» What you should do: All of the data needs to come back exactly as written.

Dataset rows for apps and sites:

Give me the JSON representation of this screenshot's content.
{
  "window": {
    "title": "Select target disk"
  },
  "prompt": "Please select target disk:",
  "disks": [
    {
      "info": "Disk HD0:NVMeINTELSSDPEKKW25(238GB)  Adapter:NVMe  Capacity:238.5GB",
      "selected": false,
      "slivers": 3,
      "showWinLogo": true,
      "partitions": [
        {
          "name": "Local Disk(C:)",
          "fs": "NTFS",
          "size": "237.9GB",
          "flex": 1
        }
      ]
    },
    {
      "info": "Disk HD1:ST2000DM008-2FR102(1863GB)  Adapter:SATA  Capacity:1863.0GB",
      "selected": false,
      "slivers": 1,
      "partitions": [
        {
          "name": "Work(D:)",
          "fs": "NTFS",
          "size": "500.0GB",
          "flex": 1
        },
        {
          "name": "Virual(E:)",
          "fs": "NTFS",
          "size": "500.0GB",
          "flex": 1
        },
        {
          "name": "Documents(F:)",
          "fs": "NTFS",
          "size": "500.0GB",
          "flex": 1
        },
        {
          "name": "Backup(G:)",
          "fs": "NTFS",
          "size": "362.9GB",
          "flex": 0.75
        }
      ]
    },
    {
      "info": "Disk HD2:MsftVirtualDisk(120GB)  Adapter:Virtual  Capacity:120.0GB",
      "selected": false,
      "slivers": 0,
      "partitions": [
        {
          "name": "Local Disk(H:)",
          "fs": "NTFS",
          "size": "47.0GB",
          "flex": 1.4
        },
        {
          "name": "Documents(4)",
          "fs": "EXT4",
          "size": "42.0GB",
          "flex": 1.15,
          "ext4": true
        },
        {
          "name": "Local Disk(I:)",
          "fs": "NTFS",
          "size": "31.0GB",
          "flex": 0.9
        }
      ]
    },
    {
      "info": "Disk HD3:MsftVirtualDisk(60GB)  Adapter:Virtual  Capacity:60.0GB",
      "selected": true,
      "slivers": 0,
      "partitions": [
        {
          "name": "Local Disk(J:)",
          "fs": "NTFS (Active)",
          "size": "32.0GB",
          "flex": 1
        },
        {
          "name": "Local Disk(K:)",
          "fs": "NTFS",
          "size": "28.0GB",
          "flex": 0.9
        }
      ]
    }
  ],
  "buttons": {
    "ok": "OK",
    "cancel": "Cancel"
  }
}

» Solution to the exercise:
Give me the JSON representation of this screenshot's content.
{
  "window": {
    "title": "Select target disk"
  },
  "prompt": "Please select target disk:",
  "disks": [
    {
      "info": "Disk HD0:NVMeINTELSSDPEKKW25(238GB)  Adapter:NVMe  Capacity:238.5GB",
      "selected": false,
      "slivers": 3,
      "showWinLogo": true,
      "partitions": [
        {
          "name": "Local Disk(C:)",
          "fs": "NTFS",
          "size": "237.9GB",
          "flex": 1
        }
      ]
    },
    {
      "info": "Disk HD1:ST2000DM008-2FR102(1863GB)  Adapter:SATA  Capacity:1863.0GB",
      "selected": false,
      "slivers": 1,
      "partitions": [
        {
          "name": "Work(D:)",
          "fs": "NTFS",
          "size": "500.0GB",
          "flex": 1
        },
        {
          "name": "Virual(E:)",
          "fs": "NTFS",
          "size": "500.0GB",
          "flex": 1
        },
        {
          "name": "Documents(F:)",
          "fs": "NTFS",
          "size": "500.0GB",
          "flex": 1
        },
        {
          "name": "Backup(G:)",
          "fs": "NTFS",
          "size": "362.9GB",
          "flex": 0.75
        }
      ]
    },
    {
      "info": "Disk HD2:MsftVirtualDisk(120GB)  Adapter:Virtual  Capacity:120.0GB",
      "selected": false,
      "slivers": 0,
      "partitions": [
        {
          "name": "Local Disk(H:)",
          "fs": "NTFS",
          "size": "47.0GB",
          "flex": 1.4
        },
        {
          "name": "Documents(4)",
          "fs": "EXT4",
          "size": "42.0GB",
          "flex": 1.15,
          "ext4": true
        },
        {
          "name": "Local Disk(I:)",
          "fs": "NTFS",
          "size": "31.0GB",
          "flex": 0.9
        }
      ]
    },
    {
      "info": "Disk HD3:MsftVirtualDisk(60GB)  Adapter:Virtual  Capacity:60.0GB",
      "selected": true,
      "slivers": 0,
      "partitions": [
        {
          "name": "Local Disk(J:)",
          "fs": "NTFS (Active)",
          "size": "32.0GB",
          "flex": 1
        },
        {
          "name": "Local Disk(K:)",
          "fs": "NTFS",
          "size": "28.0GB",
          "flex": 0.9
        }
      ]
    }
  ],
  "buttons": {
    "ok": "OK",
    "cancel": "Cancel"
  }
}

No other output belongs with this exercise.